developing mobile marketing and sustaining the brand value. Doctoral thesis, Durham University.
Understanding an individual’s self-interests remains a challenging task for consumer marketing because brands have no direct access to individual’s inner mind in order to satisfy his or her consumption-related wants, needs and expectations. In the case of luxury brands, customer service experts only seek to maintain close relationships with wealthy and elite customers, and they cannot extend the same individualized services to mass-market consumers. Among the new middle classes in emerging markets, consumers do not have strong brand attachments, but they do have high purchasing power with regard to luxuries. To bridge this gap, mobile technology could be an ideal interface through which luxury brands could enhance interactive communication and engagement with consumers. Nevertheless, research findings have revealed major discrepancies in the adoption of technology. While luxury brands have been ‘slow’ in their adoption of such technologies, consumers have adopted mobile devices as extensions of themselves in the digital world, which greatly enrich their lifestyles. Therefore, a medium should be developed to bridge this gap. The Gearbox of Exchange is proposed to help integrate the consumer’s self-interests with those of luxury brands. Through conditional access with a mutually agreed-upon exchange value to balance privacy concerns and financial risks, the consumer might be willing to share customized information with the brands with which they trust to engage. The luxury brands will benefit from the sharing of this customized information, as they can better predict an individual’s preferences and choices. This virtual engagement will revitalize customization to activate personalized services for every individual. These mutually agreed-upon interactions will develop into a mutual interdependence, a B2B2C relationship. This bond will protect brands from severe competition. More importantly, their knowledge of customized information, which is provided through their direct access to consumers’ self-interests, will fill the black box of radical behaviourism and enhance these brands’ abilities to predict individual choices. Therefore, the knowledge generated from the Gearbox of Exchange will not be meaningless to transform consumer analysis into micro marketing.

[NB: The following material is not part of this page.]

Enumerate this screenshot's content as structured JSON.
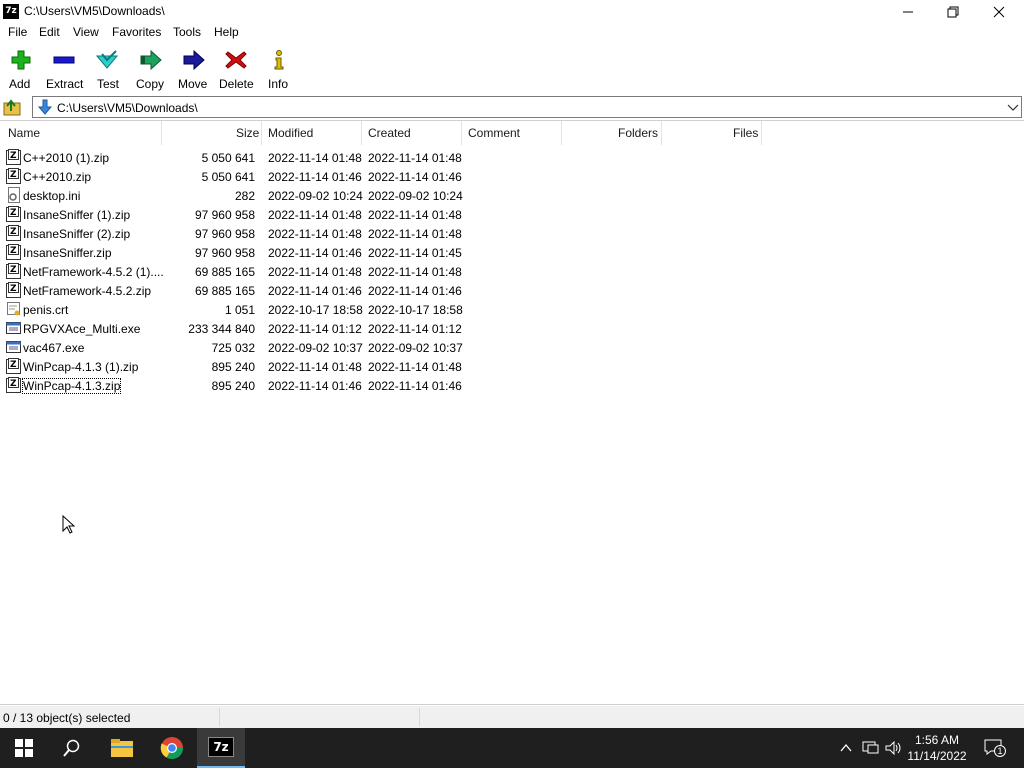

|Item Type:||Thesis (Doctoral)|
|Award:||Doctor of Business Administration|
|Keywords:||Luxury consumption Production Individualization Perosnalization Customization B2B2C relationship Mobile engagement Self interest Individual Experience Self motivation Behavorism Privacy Invasion Approval Hierachy of Needs Intrinsic Needs Extrinsic Needs Brand Trusts Brand Values Informational Incentive Monetary Incentive Mutual Independence Relationship Incentive Rewards Gearbox of Exchange Behavioral Perspective Model Interactivity Optimism of Mobile Engagement Fear of Mobile Engagement|
|Faculty and Department:||Faculty of Social Sciences and Health > Economics, Finance and Business, School of|
|Copyright:||Copyright of this thesis is held by the author|
|Deposited On:||05 Sep 2016 16:03|